_WHAT IS NEEDED_: Check the records below for the word "Forms" and state how many lines contain it, replying with the number only.

_THE RECORDS_:
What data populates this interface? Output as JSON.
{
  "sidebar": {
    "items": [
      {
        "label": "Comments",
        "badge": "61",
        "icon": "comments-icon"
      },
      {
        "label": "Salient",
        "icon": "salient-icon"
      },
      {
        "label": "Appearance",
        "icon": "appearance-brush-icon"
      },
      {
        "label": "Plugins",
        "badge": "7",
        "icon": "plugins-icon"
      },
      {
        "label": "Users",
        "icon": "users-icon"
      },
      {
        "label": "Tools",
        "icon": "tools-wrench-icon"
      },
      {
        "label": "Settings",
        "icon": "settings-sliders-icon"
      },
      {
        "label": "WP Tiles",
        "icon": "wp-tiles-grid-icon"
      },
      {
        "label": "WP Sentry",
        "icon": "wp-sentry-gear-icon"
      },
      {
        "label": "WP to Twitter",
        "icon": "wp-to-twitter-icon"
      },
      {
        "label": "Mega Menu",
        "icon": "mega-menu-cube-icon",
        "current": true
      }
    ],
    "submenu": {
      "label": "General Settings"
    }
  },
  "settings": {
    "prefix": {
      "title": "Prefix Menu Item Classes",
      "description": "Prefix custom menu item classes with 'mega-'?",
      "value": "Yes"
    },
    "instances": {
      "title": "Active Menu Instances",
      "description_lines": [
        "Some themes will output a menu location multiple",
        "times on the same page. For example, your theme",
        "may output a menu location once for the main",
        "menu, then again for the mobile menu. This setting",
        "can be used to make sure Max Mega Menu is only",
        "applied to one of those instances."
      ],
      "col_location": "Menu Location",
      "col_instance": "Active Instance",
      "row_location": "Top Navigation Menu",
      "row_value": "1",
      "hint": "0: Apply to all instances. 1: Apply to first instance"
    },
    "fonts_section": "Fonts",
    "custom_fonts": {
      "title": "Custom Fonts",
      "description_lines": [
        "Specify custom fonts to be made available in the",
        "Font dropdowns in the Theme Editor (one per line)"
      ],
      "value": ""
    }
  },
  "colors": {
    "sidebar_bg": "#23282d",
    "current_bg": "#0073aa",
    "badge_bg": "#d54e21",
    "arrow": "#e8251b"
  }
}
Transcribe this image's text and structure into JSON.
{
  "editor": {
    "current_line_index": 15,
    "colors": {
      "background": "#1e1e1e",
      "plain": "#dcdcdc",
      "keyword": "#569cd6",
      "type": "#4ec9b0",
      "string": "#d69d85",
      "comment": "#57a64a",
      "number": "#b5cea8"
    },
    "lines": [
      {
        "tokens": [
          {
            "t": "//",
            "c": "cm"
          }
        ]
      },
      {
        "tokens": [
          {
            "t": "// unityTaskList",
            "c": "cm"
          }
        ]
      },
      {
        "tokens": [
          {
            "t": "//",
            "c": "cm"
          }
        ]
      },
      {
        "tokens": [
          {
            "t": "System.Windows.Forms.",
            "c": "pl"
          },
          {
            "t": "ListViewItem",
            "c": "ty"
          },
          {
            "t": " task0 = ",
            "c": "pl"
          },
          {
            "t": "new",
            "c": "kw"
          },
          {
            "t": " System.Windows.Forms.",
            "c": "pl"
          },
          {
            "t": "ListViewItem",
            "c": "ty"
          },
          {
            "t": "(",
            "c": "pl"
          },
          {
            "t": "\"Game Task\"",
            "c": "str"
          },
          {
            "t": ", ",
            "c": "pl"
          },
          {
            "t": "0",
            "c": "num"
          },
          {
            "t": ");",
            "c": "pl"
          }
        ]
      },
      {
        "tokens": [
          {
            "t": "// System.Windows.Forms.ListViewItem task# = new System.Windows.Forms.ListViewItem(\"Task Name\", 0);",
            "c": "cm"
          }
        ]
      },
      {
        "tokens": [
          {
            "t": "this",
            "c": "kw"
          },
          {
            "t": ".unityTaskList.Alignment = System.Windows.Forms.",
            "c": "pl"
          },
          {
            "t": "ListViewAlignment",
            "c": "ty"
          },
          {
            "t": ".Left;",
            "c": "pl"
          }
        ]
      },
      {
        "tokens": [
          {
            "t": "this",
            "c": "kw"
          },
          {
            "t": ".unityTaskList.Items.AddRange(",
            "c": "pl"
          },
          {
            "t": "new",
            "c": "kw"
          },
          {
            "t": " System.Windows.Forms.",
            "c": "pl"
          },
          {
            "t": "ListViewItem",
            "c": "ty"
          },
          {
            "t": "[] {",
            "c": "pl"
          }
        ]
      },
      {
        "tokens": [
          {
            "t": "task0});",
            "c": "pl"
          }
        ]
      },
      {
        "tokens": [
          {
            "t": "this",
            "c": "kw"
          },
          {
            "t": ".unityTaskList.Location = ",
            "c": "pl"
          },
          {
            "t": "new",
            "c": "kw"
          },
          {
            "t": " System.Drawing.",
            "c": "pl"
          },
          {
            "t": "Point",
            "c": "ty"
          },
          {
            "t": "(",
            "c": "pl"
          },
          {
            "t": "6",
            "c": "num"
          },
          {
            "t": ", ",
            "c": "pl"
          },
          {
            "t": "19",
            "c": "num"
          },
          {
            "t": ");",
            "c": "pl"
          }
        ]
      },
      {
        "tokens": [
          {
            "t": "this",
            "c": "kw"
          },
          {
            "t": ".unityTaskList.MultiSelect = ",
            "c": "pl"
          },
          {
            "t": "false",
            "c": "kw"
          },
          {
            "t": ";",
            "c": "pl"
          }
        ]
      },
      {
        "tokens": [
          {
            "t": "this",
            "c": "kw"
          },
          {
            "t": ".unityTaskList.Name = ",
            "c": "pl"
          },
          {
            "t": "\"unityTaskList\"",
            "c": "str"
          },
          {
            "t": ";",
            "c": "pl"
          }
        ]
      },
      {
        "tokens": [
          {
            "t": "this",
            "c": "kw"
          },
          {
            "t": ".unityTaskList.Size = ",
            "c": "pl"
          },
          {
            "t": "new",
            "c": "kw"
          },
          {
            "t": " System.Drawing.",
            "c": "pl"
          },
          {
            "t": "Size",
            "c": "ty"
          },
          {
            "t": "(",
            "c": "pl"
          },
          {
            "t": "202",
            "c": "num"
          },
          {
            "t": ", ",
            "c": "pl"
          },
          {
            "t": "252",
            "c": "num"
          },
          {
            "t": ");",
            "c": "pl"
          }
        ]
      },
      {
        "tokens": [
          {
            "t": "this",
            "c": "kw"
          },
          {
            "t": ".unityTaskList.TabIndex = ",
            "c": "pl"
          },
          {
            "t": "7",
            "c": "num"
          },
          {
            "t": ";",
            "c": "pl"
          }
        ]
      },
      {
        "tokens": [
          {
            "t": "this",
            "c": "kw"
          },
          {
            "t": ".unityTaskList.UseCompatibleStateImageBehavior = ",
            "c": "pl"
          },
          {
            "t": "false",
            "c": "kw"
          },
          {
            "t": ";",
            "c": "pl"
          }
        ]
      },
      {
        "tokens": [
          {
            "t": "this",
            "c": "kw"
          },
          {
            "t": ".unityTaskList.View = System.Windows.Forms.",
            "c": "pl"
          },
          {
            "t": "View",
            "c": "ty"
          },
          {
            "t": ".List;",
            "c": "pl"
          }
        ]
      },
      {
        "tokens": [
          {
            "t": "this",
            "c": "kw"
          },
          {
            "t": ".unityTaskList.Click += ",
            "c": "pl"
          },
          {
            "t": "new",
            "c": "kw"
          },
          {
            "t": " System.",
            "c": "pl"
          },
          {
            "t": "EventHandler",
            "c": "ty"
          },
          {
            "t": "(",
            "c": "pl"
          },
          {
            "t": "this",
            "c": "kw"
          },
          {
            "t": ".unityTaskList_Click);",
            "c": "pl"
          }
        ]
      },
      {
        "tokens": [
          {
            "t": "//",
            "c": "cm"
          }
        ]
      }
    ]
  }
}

_YOUR RESPONSE_: 6